#### To do
Write all of the entries out again exactly, but not the images.

#### Data about app and page elements
────────────────

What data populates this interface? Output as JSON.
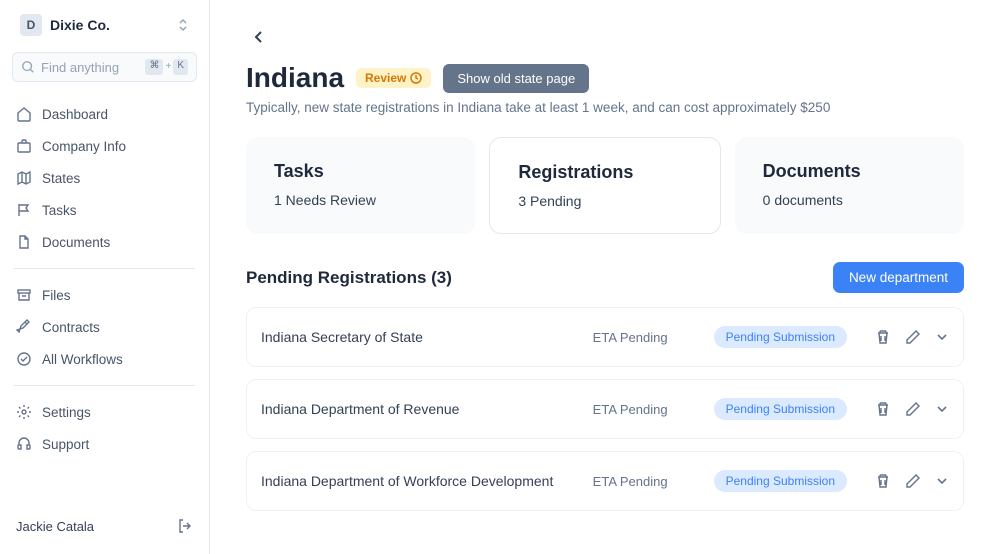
{
  "org": {
    "initial": "D",
    "name": "Dixie Co."
  },
  "search": {
    "placeholder": "Find anything",
    "kbd1": "⌘",
    "kbd2": "K"
  },
  "nav": {
    "primary": [
      {
        "label": "Dashboard"
      },
      {
        "label": "Company Info"
      },
      {
        "label": "States"
      },
      {
        "label": "Tasks"
      },
      {
        "label": "Documents"
      }
    ],
    "secondary": [
      {
        "label": "Files"
      },
      {
        "label": "Contracts"
      },
      {
        "label": "All Workflows"
      }
    ],
    "tertiary": [
      {
        "label": "Settings"
      },
      {
        "label": "Support"
      }
    ]
  },
  "user": {
    "name": "Jackie Catala"
  },
  "page": {
    "title": "Indiana",
    "review_badge": "Review",
    "old_page_btn": "Show old state page",
    "subtitle": "Typically, new state registrations in Indiana take at least 1 week, and can cost approximately $250"
  },
  "cards": {
    "tasks": {
      "title": "Tasks",
      "stat": "1 Needs Review"
    },
    "registrations": {
      "title": "Registrations",
      "stat": "3 Pending"
    },
    "documents": {
      "title": "Documents",
      "stat": "0 documents"
    }
  },
  "registrations": {
    "section_title": "Pending Registrations (3)",
    "new_btn": "New department",
    "rows": [
      {
        "name": "Indiana Secretary of State",
        "eta": "ETA Pending",
        "status": "Pending Submission"
      },
      {
        "name": "Indiana Department of Revenue",
        "eta": "ETA Pending",
        "status": "Pending Submission"
      },
      {
        "name": "Indiana Department of Workforce Development",
        "eta": "ETA Pending",
        "status": "Pending Submission"
      }
    ]
  }
}
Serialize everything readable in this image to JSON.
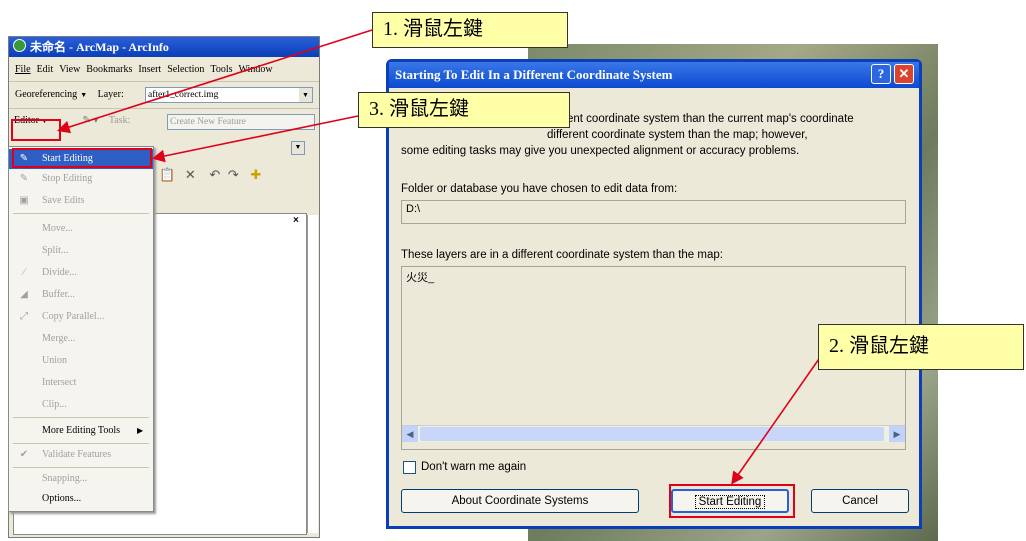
{
  "arcmap": {
    "title": "未命名 - ArcMap - ArcInfo",
    "menu": [
      "File",
      "Edit",
      "View",
      "Bookmarks",
      "Insert",
      "Selection",
      "Tools",
      "Window"
    ],
    "georef_label": "Georeferencing",
    "layer_label": "Layer:",
    "layer_value": "after1_correct.img",
    "editor_label": "Editor",
    "task_label": "Task:",
    "task_value": "Create New Feature"
  },
  "editor_menu": {
    "start_editing": "Start Editing",
    "stop_editing": "Stop Editing",
    "save_edits": "Save Edits",
    "move": "Move...",
    "split": "Split...",
    "divide": "Divide...",
    "buffer": "Buffer...",
    "copy_parallel": "Copy Parallel...",
    "merge": "Merge...",
    "union": "Union",
    "intersect": "Intersect",
    "clip": "Clip...",
    "more_tools": "More Editing Tools",
    "validate": "Validate Features",
    "snapping": "Snapping...",
    "options": "Options..."
  },
  "dialog": {
    "title": "Starting To Edit In a Different Coordinate System",
    "line1": "ent coordinate system than the current map's coordinate",
    "line2": "different coordinate system than the map; however,",
    "line3": "some editing tasks may give you unexpected alignment or accuracy problems.",
    "folder_label": "Folder or database you have chosen to edit data from:",
    "folder_value": "D:\\",
    "layers_label": "These layers are in a different coordinate system than the map:",
    "layer_item": "火災_",
    "dont_warn": "Don't warn me again",
    "about_button": "About Coordinate Systems",
    "start_button": "Start Editing",
    "cancel_button": "Cancel"
  },
  "callouts": {
    "c1": "1.  滑鼠左鍵",
    "c2": "2.  滑鼠左鍵",
    "c3": "3.  滑鼠左鍵"
  },
  "colors": {
    "highlight": "#e0001a",
    "callout_bg": "#ffffa8",
    "xp_blue": "#0b4ad0"
  }
}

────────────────

#### Answer section
What data populates this interface? Output as JSON.
{
  "org": {
    "initial": "D",
    "name": "Dixie Co."
  },
  "search": {
    "placeholder": "Find anything",
    "kbd1": "⌘",
    "kbd2": "K"
  },
  "nav": {
    "primary": [
      {
        "label": "Dashboard"
      },
      {
        "label": "Company Info"
      },
      {
        "label": "States"
      },
      {
        "label": "Tasks"
      },
      {
        "label": "Documents"
      }
    ],
    "secondary": [
      {
        "label": "Files"
      },
      {
        "label": "Contracts"
      },
      {
        "label": "All Workflows"
      }
    ],
    "tertiary": [
      {
        "label": "Settings"
      },
      {
        "label": "Support"
      }
    ]
  },
  "user": {
    "name": "Jackie Catala"
  },
  "page": {
    "title": "Indiana",
    "review_badge": "Review",
    "old_page_btn": "Show old state page",
    "subtitle": "Typically, new state registrations in Indiana take at least 1 week, and can cost approximately $250"
  },
  "cards": {
    "tasks": {
      "title": "Tasks",
      "stat": "1 Needs Review"
    },
    "registrations": {
      "title": "Registrations",
      "stat": "3 Pending"
    },
    "documents": {
      "title": "Documents",
      "stat": "0 documents"
    }
  },
  "registrations": {
    "section_title": "Pending Registrations (3)",
    "new_btn": "New department",
    "rows": [
      {
        "name": "Indiana Secretary of State",
        "eta": "ETA Pending",
        "status": "Pending Submission"
      },
      {
        "name": "Indiana Department of Revenue",
        "eta": "ETA Pending",
        "status": "Pending Submission"
      },
      {
        "name": "Indiana Department of Workforce Development",
        "eta": "ETA Pending",
        "status": "Pending Submission"
      }
    ]
  }
}
Serialize everything readable in this image to JSON.
{
  "arcmap": {
    "title": "未命名 - ArcMap - ArcInfo",
    "menu": [
      "File",
      "Edit",
      "View",
      "Bookmarks",
      "Insert",
      "Selection",
      "Tools",
      "Window"
    ],
    "georef_label": "Georeferencing",
    "layer_label": "Layer:",
    "layer_value": "after1_correct.img",
    "editor_label": "Editor",
    "task_label": "Task:",
    "task_value": "Create New Feature"
  },
  "editor_menu": {
    "start_editing": "Start Editing",
    "stop_editing": "Stop Editing",
    "save_edits": "Save Edits",
    "move": "Move...",
    "split": "Split...",
    "divide": "Divide...",
    "buffer": "Buffer...",
    "copy_parallel": "Copy Parallel...",
    "merge": "Merge...",
    "union": "Union",
    "intersect": "Intersect",
    "clip": "Clip...",
    "more_tools": "More Editing Tools",
    "validate": "Validate Features",
    "snapping": "Snapping...",
    "options": "Options..."
  },
  "dialog": {
    "title": "Starting To Edit In a Different Coordinate System",
    "line1": "ent coordinate system than the current map's coordinate",
    "line2": "different coordinate system than the map; however,",
    "line3": "some editing tasks may give you unexpected alignment or accuracy problems.",
    "folder_label": "Folder or database you have chosen to edit data from:",
    "folder_value": "D:\\",
    "layers_label": "These layers are in a different coordinate system than the map:",
    "layer_item": "火災_",
    "dont_warn": "Don't warn me again",
    "about_button": "About Coordinate Systems",
    "start_button": "Start Editing",
    "cancel_button": "Cancel"
  },
  "callouts": {
    "c1": "1.  滑鼠左鍵",
    "c2": "2.  滑鼠左鍵",
    "c3": "3.  滑鼠左鍵"
  },
  "colors": {
    "highlight": "#e0001a",
    "callout_bg": "#ffffa8",
    "xp_blue": "#0b4ad0"
  }
}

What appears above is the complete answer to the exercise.